Work instructions: State, as a number alone, how many lines of the data contain the string "icon".

Data supplied:
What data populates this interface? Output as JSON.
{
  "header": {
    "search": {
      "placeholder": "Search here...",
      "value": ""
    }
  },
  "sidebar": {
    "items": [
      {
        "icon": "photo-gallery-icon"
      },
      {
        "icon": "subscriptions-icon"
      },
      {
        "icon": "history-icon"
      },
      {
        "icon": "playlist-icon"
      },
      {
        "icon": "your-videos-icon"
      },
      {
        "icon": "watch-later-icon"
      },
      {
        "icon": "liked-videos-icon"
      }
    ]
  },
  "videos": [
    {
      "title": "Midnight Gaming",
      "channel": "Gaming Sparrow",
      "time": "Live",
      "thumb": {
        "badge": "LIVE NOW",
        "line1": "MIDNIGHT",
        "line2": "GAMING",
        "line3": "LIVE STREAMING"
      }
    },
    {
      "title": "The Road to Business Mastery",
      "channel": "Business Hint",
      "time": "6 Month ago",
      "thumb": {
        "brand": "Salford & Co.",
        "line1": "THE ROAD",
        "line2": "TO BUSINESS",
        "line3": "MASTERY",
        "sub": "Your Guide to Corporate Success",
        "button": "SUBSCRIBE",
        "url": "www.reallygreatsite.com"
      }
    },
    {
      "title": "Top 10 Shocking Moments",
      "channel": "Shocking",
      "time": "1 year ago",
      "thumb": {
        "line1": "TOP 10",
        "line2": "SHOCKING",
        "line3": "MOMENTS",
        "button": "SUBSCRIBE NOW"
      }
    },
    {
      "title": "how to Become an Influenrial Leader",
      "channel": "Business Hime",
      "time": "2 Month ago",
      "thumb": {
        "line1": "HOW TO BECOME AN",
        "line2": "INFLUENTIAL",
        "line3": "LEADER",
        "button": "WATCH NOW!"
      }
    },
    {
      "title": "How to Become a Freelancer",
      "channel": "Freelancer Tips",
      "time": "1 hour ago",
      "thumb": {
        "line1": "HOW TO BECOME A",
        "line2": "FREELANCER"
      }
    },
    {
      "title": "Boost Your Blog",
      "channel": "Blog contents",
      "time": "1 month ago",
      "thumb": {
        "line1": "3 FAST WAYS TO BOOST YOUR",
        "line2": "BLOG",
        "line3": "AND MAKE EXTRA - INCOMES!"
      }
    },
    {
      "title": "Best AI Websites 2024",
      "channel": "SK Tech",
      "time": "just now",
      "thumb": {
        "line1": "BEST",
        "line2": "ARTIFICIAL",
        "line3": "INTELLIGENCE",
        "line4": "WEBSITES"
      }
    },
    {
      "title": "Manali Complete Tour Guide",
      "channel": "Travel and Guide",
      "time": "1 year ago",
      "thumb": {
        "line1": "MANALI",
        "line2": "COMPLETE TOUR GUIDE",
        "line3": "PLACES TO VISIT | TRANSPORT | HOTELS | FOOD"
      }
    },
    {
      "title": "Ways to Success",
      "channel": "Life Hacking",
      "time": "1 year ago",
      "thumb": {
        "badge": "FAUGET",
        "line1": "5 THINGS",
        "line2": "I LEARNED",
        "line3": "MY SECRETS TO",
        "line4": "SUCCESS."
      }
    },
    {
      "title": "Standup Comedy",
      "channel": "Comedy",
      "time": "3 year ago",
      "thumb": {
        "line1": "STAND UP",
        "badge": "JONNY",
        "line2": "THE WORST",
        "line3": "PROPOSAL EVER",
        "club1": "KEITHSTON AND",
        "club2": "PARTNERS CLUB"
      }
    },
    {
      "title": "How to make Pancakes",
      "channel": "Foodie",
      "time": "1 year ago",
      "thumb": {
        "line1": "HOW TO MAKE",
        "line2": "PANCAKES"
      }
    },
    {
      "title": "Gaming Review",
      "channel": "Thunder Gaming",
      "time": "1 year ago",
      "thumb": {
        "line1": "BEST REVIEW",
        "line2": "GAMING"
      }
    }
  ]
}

Solution: 7